Work to complete:
Each entry below is to be duplicated precisely.

Entries from a dataset of interfaces:
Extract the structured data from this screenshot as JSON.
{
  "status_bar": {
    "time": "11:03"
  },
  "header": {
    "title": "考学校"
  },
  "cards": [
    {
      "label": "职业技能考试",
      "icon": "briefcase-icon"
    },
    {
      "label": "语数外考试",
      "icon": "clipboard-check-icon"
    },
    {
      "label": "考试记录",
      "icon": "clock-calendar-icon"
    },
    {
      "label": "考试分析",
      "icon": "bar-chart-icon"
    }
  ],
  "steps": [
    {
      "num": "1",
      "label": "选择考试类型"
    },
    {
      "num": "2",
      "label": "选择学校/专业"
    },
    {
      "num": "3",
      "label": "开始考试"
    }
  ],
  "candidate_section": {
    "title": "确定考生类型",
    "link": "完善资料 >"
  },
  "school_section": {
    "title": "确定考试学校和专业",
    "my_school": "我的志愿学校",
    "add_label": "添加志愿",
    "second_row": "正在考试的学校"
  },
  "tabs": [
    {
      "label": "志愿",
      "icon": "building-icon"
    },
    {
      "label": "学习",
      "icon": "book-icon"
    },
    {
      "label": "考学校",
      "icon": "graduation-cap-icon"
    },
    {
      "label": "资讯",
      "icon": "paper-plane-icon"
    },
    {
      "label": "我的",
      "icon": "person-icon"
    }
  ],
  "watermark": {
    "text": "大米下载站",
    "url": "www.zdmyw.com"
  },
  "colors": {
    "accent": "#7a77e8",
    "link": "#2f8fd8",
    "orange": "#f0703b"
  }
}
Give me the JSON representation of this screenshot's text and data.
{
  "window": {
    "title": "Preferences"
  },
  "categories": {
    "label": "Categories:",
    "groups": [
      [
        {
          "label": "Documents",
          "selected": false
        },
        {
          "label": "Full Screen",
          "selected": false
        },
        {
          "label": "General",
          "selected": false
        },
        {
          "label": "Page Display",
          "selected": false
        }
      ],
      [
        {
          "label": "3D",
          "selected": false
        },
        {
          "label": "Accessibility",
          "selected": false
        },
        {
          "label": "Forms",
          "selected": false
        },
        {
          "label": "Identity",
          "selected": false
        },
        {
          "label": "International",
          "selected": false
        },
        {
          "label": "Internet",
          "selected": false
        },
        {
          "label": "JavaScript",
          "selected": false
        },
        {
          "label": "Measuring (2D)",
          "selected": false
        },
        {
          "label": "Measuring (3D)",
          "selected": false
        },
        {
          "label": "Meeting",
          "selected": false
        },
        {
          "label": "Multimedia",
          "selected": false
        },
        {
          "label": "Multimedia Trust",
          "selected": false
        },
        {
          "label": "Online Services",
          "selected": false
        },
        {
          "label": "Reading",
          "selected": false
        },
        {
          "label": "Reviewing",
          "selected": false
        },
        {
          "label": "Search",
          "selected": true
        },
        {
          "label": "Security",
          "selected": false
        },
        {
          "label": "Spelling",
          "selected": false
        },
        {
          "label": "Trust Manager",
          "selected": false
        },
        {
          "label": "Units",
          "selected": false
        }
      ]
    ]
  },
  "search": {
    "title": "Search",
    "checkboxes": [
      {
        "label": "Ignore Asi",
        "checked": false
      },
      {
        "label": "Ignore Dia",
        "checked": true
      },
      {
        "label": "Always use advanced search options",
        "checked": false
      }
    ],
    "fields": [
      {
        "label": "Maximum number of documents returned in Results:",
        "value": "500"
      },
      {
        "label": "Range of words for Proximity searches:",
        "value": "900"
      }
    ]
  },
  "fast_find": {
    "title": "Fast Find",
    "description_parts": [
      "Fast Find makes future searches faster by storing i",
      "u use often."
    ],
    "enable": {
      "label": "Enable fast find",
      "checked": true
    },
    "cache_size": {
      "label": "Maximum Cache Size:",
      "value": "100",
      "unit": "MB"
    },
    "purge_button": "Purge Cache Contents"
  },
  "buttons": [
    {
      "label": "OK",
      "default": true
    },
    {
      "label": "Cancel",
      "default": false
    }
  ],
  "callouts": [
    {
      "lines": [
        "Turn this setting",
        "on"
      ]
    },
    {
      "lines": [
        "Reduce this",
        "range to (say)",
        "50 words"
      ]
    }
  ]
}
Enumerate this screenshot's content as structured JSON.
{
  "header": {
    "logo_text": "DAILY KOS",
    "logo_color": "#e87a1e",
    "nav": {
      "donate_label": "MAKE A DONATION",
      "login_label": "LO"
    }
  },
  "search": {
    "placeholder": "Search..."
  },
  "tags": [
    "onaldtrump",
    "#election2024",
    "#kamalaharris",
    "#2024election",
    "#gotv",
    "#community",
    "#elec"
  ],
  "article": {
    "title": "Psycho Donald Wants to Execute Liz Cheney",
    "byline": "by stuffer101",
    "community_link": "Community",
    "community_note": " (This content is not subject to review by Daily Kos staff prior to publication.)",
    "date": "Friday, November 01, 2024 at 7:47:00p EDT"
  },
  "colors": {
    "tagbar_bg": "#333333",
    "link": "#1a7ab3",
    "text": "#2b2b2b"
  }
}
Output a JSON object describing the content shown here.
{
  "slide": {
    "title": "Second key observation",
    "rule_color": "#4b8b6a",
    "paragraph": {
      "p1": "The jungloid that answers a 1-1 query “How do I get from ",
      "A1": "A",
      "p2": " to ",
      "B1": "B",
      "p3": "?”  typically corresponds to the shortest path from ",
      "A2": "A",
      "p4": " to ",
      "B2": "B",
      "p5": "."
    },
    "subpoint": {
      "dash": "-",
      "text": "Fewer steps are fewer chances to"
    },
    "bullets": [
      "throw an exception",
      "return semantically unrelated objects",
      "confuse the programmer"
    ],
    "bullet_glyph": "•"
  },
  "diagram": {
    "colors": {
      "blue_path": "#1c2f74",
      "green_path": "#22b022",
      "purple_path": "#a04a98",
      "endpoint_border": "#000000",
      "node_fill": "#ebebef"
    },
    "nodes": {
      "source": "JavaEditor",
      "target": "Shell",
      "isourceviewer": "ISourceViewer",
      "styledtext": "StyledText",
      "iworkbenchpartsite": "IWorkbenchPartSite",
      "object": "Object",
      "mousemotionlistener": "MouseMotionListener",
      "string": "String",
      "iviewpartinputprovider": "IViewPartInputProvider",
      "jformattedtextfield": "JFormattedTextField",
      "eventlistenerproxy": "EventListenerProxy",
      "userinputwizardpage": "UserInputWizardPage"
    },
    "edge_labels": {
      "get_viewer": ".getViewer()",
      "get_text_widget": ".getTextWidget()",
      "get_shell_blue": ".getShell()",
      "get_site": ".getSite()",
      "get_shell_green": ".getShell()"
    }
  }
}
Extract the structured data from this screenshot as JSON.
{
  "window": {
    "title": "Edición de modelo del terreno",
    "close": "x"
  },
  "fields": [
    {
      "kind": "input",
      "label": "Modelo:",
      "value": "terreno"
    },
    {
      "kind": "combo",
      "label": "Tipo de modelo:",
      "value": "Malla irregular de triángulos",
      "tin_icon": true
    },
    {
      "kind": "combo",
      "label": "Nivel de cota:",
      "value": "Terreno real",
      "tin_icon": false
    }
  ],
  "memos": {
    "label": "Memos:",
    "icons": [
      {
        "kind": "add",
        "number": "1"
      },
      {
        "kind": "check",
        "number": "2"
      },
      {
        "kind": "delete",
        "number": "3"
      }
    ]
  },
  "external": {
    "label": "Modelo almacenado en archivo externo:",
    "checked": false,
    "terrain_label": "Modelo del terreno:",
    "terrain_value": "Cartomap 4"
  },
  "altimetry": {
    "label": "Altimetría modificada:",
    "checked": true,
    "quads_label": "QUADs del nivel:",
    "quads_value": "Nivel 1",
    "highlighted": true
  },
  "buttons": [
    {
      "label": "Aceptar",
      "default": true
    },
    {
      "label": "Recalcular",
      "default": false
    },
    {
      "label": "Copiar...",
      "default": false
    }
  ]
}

Task response:
Extract the structured data from this screenshot as JSON.
{
  "status_bar": {
    "time": "11:03"
  },
  "header": {
    "title": "考学校"
  },
  "cards": [
    {
      "label": "职业技能考试",
      "icon": "briefcase-icon"
    },
    {
      "label": "语数外考试",
      "icon": "clipboard-check-icon"
    },
    {
      "label": "考试记录",
      "icon": "clock-calendar-icon"
    },
    {
      "label": "考试分析",
      "icon": "bar-chart-icon"
    }
  ],
  "steps": [
    {
      "num": "1",
      "label": "选择考试类型"
    },
    {
      "num": "2",
      "label": "选择学校/专业"
    },
    {
      "num": "3",
      "label": "开始考试"
    }
  ],
  "candidate_section": {
    "title": "确定考生类型",
    "link": "完善资料 >"
  },
  "school_section": {
    "title": "确定考试学校和专业",
    "my_school": "我的志愿学校",
    "add_label": "添加志愿",
    "second_row": "正在考试的学校"
  },
  "tabs": [
    {
      "label": "志愿",
      "icon": "building-icon"
    },
    {
      "label": "学习",
      "icon": "book-icon"
    },
    {
      "label": "考学校",
      "icon": "graduation-cap-icon"
    },
    {
      "label": "资讯",
      "icon": "paper-plane-icon"
    },
    {
      "label": "我的",
      "icon": "person-icon"
    }
  ],
  "watermark": {
    "text": "大米下载站",
    "url": "www.zdmyw.com"
  },
  "colors": {
    "accent": "#7a77e8",
    "link": "#2f8fd8",
    "orange": "#f0703b"
  }
}
Give me the JSON representation of this screenshot's text and data.
{
  "window": {
    "title": "Preferences"
  },
  "categories": {
    "label": "Categories:",
    "groups": [
      [
        {
          "label": "Documents",
          "selected": false
        },
        {
          "label": "Full Screen",
          "selected": false
        },
        {
          "label": "General",
          "selected": false
        },
        {
          "label": "Page Display",
          "selected": false
        }
      ],
      [
        {
          "label": "3D",
          "selected": false
        },
        {
          "label": "Accessibility",
          "selected": false
        },
        {
          "label": "Forms",
          "selected": false
        },
        {
          "label": "Identity",
          "selected": false
        },
        {
          "label": "International",
          "selected": false
        },
        {
          "label": "Internet",
          "selected": false
        },
        {
          "label": "JavaScript",
          "selected": false
        },
        {
          "label": "Measuring (2D)",
          "selected": false
        },
        {
          "label": "Measuring (3D)",
          "selected": false
        },
        {
          "label": "Meeting",
          "selected": false
        },
        {
          "label": "Multimedia",
          "selected": false
        },
        {
          "label": "Multimedia Trust",
          "selected": false
        },
        {
          "label": "Online Services",
          "selected": false
        },
        {
          "label": "Reading",
          "selected": false
        },
        {
          "label": "Reviewing",
          "selected": false
        },
        {
          "label": "Search",
          "selected": true
        },
        {
          "label": "Security",
          "selected": false
        },
        {
          "label": "Spelling",
          "selected": false
        },
        {
          "label": "Trust Manager",
          "selected": false
        },
        {
          "label": "Units",
          "selected": false
        }
      ]
    ]
  },
  "search": {
    "title": "Search",
    "checkboxes": [
      {
        "label": "Ignore Asi",
        "checked": false
      },
      {
        "label": "Ignore Dia",
        "checked": true
      },
      {
        "label": "Always use advanced search options",
        "checked": false
      }
    ],
    "fields": [
      {
        "label": "Maximum number of documents returned in Results:",
        "value": "500"
      },
      {
        "label": "Range of words for Proximity searches:",
        "value": "900"
      }
    ]
  },
  "fast_find": {
    "title": "Fast Find",
    "description_parts": [
      "Fast Find makes future searches faster by storing i",
      "u use often."
    ],
    "enable": {
      "label": "Enable fast find",
      "checked": true
    },
    "cache_size": {
      "label": "Maximum Cache Size:",
      "value": "100",
      "unit": "MB"
    },
    "purge_button": "Purge Cache Contents"
  },
  "buttons": [
    {
      "label": "OK",
      "default": true
    },
    {
      "label": "Cancel",
      "default": false
    }
  ],
  "callouts": [
    {
      "lines": [
        "Turn this setting",
        "on"
      ]
    },
    {
      "lines": [
        "Reduce this",
        "range to (say)",
        "50 words"
      ]
    }
  ]
}
Enumerate this screenshot's content as structured JSON.
{
  "header": {
    "logo_text": "DAILY KOS",
    "logo_color": "#e87a1e",
    "nav": {
      "donate_label": "MAKE A DONATION",
      "login_label": "LO"
    }
  },
  "search": {
    "placeholder": "Search..."
  },
  "tags": [
    "onaldtrump",
    "#election2024",
    "#kamalaharris",
    "#2024election",
    "#gotv",
    "#community",
    "#elec"
  ],
  "article": {
    "title": "Psycho Donald Wants to Execute Liz Cheney",
    "byline": "by stuffer101",
    "community_link": "Community",
    "community_note": " (This content is not subject to review by Daily Kos staff prior to publication.)",
    "date": "Friday, November 01, 2024 at 7:47:00p EDT"
  },
  "colors": {
    "tagbar_bg": "#333333",
    "link": "#1a7ab3",
    "text": "#2b2b2b"
  }
}
Output a JSON object describing the content shown here.
{
  "slide": {
    "title": "Second key observation",
    "rule_color": "#4b8b6a",
    "paragraph": {
      "p1": "The jungloid that answers a 1-1 query “How do I get from ",
      "A1": "A",
      "p2": " to ",
      "B1": "B",
      "p3": "?”  typically corresponds to the shortest path from ",
      "A2": "A",
      "p4": " to ",
      "B2": "B",
      "p5": "."
    },
    "subpoint": {
      "dash": "-",
      "text": "Fewer steps are fewer chances to"
    },
    "bullets": [
      "throw an exception",
      "return semantically unrelated objects",
      "confuse the programmer"
    ],
    "bullet_glyph": "•"
  },
  "diagram": {
    "colors": {
      "blue_path": "#1c2f74",
      "green_path": "#22b022",
      "purple_path": "#a04a98",
      "endpoint_border": "#000000",
      "node_fill": "#ebebef"
    },
    "nodes": {
      "source": "JavaEditor",
      "target": "Shell",
      "isourceviewer": "ISourceViewer",
      "styledtext": "StyledText",
      "iworkbenchpartsite": "IWorkbenchPartSite",
      "object": "Object",
      "mousemotionlistener": "MouseMotionListener",
      "string": "String",
      "iviewpartinputprovider": "IViewPartInputProvider",
      "jformattedtextfield": "JFormattedTextField",
      "eventlistenerproxy": "EventListenerProxy",
      "userinputwizardpage": "UserInputWizardPage"
    },
    "edge_labels": {
      "get_viewer": ".getViewer()",
      "get_text_widget": ".getTextWidget()",
      "get_shell_blue": ".getShell()",
      "get_site": ".getSite()",
      "get_shell_green": ".getShell()"
    }
  }
}
Extract the structured data from this screenshot as JSON.
{
  "window": {
    "title": "Edición de modelo del terreno",
    "close": "x"
  },
  "fields": [
    {
      "kind": "input",
      "label": "Modelo:",
      "value": "terreno"
    },
    {
      "kind": "combo",
      "label": "Tipo de modelo:",
      "value": "Malla irregular de triángulos",
      "tin_icon": true
    },
    {
      "kind": "combo",
      "label": "Nivel de cota:",
      "value": "Terreno real",
      "tin_icon": false
    }
  ],
  "memos": {
    "label": "Memos:",
    "icons": [
      {
        "kind": "add",
        "number": "1"
      },
      {
        "kind": "check",
        "number": "2"
      },
      {
        "kind": "delete",
        "number": "3"
      }
    ]
  },
  "external": {
    "label": "Modelo almacenado en archivo externo:",
    "checked": false,
    "terrain_label": "Modelo del terreno:",
    "terrain_value": "Cartomap 4"
  },
  "altimetry": {
    "label": "Altimetría modificada:",
    "checked": true,
    "quads_label": "QUADs del nivel:",
    "quads_value": "Nivel 1",
    "highlighted": true
  },
  "buttons": [
    {
      "label": "Aceptar",
      "default": true
    },
    {
      "label": "Recalcular",
      "default": false
    },
    {
      "label": "Copiar...",
      "default": false
    }
  ]
}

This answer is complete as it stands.